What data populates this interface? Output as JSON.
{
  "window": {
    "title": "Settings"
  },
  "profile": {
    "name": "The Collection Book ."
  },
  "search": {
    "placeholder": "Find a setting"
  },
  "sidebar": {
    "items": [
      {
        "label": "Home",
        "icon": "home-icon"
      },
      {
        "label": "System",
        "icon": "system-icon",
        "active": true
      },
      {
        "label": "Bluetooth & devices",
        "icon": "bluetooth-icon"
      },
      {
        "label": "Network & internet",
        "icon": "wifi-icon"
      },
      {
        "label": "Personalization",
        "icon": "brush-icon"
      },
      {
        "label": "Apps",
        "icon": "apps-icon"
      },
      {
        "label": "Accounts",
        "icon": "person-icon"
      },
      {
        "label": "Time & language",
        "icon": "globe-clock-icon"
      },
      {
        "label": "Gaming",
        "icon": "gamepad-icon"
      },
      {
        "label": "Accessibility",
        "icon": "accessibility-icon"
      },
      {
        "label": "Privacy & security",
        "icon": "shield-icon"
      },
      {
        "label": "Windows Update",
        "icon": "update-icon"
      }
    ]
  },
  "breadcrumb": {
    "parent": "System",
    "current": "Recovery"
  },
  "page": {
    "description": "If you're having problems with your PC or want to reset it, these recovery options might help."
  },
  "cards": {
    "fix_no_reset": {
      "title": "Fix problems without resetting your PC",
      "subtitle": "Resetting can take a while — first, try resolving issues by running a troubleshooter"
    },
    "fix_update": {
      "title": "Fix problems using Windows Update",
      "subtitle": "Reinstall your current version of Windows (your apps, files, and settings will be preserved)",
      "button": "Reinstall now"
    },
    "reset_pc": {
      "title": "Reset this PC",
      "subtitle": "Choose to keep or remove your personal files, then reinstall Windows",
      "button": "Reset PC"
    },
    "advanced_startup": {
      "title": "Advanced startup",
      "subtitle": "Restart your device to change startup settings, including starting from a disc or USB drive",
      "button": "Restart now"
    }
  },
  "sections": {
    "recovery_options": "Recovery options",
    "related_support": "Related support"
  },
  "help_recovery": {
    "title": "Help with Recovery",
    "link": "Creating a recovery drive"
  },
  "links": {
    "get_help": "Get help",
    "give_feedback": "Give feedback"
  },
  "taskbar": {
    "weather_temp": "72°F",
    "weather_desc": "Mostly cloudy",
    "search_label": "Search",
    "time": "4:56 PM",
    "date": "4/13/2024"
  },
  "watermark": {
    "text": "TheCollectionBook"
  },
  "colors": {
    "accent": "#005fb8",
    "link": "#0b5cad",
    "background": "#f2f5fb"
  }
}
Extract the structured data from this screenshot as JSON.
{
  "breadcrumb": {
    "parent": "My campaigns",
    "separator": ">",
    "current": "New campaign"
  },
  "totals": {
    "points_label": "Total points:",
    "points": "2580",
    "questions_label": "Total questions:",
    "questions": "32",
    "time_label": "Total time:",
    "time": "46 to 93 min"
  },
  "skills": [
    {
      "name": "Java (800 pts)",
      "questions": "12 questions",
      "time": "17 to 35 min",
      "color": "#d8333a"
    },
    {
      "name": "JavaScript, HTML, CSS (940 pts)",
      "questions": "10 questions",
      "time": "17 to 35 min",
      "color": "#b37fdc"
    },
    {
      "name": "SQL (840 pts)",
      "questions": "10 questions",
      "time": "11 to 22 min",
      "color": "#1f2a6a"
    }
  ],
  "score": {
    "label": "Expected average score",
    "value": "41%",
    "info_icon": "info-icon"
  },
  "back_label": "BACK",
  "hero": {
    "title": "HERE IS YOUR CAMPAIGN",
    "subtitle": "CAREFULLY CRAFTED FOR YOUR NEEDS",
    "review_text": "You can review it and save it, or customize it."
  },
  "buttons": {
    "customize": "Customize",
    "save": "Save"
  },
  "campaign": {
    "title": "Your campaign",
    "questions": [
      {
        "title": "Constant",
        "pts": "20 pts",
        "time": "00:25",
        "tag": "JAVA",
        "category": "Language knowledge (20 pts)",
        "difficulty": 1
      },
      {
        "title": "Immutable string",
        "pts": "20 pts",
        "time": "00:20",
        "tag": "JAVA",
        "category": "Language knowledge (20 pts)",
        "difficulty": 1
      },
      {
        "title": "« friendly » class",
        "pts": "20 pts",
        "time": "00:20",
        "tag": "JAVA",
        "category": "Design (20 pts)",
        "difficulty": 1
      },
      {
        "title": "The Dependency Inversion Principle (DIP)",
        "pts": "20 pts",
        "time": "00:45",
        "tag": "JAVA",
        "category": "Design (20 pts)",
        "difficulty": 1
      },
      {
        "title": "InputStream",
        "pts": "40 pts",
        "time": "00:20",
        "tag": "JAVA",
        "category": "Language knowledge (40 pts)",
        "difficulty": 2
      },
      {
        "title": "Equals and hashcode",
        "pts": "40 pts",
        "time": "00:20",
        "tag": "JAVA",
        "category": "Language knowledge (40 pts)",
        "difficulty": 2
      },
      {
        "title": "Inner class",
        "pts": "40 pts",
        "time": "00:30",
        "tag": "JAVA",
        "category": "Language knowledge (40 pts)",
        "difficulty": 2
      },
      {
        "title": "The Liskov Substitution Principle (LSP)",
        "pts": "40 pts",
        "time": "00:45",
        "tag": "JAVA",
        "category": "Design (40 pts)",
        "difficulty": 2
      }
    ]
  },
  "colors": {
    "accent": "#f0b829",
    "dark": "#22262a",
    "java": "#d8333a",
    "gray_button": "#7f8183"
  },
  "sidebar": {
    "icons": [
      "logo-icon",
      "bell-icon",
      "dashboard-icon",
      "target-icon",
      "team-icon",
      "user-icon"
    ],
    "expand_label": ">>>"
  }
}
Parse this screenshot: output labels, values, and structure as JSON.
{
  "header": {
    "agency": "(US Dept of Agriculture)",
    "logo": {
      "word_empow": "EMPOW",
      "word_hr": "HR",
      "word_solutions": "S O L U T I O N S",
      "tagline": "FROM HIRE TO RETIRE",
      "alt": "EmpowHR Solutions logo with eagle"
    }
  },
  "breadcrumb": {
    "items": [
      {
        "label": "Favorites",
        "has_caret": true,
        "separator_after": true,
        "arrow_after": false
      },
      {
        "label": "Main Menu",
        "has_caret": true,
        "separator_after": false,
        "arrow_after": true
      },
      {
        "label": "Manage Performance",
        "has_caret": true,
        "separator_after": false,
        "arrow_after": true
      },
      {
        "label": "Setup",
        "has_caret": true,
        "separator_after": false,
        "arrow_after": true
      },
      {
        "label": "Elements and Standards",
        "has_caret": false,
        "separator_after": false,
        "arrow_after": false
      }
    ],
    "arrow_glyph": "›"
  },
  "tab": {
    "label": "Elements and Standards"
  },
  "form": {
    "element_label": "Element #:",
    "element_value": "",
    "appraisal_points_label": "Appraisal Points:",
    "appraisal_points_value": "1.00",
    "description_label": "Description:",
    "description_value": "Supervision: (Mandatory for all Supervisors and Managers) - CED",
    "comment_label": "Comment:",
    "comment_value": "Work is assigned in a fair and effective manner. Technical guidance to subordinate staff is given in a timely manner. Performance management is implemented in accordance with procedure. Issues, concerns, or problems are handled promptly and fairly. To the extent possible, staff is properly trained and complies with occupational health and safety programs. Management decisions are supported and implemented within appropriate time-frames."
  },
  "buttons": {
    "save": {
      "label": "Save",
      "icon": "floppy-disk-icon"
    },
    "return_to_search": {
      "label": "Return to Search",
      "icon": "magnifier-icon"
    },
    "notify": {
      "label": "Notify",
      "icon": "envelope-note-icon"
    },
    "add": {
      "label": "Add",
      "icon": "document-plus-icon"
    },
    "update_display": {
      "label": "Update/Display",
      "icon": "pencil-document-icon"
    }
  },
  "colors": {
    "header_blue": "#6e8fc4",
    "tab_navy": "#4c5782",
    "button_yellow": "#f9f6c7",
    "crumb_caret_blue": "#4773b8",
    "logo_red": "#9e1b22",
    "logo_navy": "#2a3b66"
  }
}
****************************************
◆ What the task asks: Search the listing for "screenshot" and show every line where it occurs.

◆ Solution for this problem:
Extract the structured data from this screenshot as JSON.
Parse this screenshot: output labels, values, and structure as JSON.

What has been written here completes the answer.